No spark only when hot


The car is 1992 Toyota Celica GT 2.2liter 5s-fe.

When the car is cold it fires up no problem. However most of the time, but not always the car will not start back up once shut off when it’s at normal operating temp. I have found though when the starter is cranking if you let off the key for a split second and turn it again the car fires up. Once I get it started it runs fine.

Here is what I have found when it does this it isn’t getting spark to the plug wires. I replace my ignition coil, swapped out my ignition igniter (module) with a known working one, put in new plug wires. And I verified with my manual that it is getting an ignition signal from the ECM. Basically everything, but the distributor itself have been replaced. I’m out of ideas as to what is going on and I don’t want to shell out 200 for a distributor if I don’t have to. Someone mentioned maybe a camshaft or crankshaft sensor, but I called a dealership and they told me that my engine starting in that year does not have either one, it gets it’s signal from the distributor. Sorry for all the details, but I thought the more the better. This problem disappeared over winter, with the cold, plus the car was parked when it snowed. And I’m out of any other ideas.


There may be a problem with the ignition switch contacts causing this trouble. By investing in a test light probe and service manual you should be able to track this trouble down.


You replaced the igniter with a known good one - but did you replace the pickup coil (inside the dist - it takes the place of yesteryear’s “points”)? That is heat sensitive. It failed on my 1979 Toyota truck - first at times when hot. Later it quit altogether.

Other names for this part are signal generator and ignition control module.

BTW I kept the good junkyard igniter on my truck and carried the good original one with me as a spare. But the problem was never the igniter at all.

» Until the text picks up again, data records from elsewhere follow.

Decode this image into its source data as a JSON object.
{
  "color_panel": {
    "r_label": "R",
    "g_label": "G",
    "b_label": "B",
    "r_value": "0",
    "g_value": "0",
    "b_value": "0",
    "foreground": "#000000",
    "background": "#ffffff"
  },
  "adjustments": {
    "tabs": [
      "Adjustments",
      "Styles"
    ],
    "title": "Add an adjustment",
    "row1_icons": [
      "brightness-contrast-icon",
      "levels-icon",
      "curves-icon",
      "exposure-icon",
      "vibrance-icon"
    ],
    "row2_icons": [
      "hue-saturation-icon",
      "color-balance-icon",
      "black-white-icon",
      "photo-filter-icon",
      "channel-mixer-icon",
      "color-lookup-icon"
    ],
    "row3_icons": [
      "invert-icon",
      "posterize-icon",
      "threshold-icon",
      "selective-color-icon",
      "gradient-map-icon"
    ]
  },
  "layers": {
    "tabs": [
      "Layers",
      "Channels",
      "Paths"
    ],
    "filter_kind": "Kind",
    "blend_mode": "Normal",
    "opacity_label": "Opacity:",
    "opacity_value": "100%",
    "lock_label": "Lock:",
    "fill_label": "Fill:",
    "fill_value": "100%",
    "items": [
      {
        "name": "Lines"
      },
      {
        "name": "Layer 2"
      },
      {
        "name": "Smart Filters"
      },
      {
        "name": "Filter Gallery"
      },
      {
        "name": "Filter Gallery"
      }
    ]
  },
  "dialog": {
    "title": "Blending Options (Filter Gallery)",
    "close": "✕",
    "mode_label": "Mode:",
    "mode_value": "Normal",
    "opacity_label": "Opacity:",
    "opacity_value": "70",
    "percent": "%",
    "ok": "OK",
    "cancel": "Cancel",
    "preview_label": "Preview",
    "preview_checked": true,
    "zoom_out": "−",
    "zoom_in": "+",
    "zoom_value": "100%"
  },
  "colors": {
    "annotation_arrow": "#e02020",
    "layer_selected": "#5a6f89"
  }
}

I never replaced the pickup coil. On this distributor it’s integrated into it so I pretty much have to replace it. That’s good to know though, because it would make sense everything seems like it’s working right until the distributor then it has problems, and I know the distributor is taking the brunt of the heat. Thanks.


One other thing if the pickup coil were having heat issues, would it be possible the car would run fine once it got started, but just have trouble kicking over?


I concur that the problem may be the ignition switch. Starting and running are two different operations. In the start position, the accessories (wipers, radio, HVAC blowers, etc)that feed through the ignition switch are not powered. Only the ignition circuit and the starting circuit are powered.

If your car is a manual transmission, try push starting the car when it won’t fire up. Be sure the ignition switch is in the run position. If the car starts right up with a push start, it almost has to be the switch.


Sometimes that’s how my Toyota truck behaved.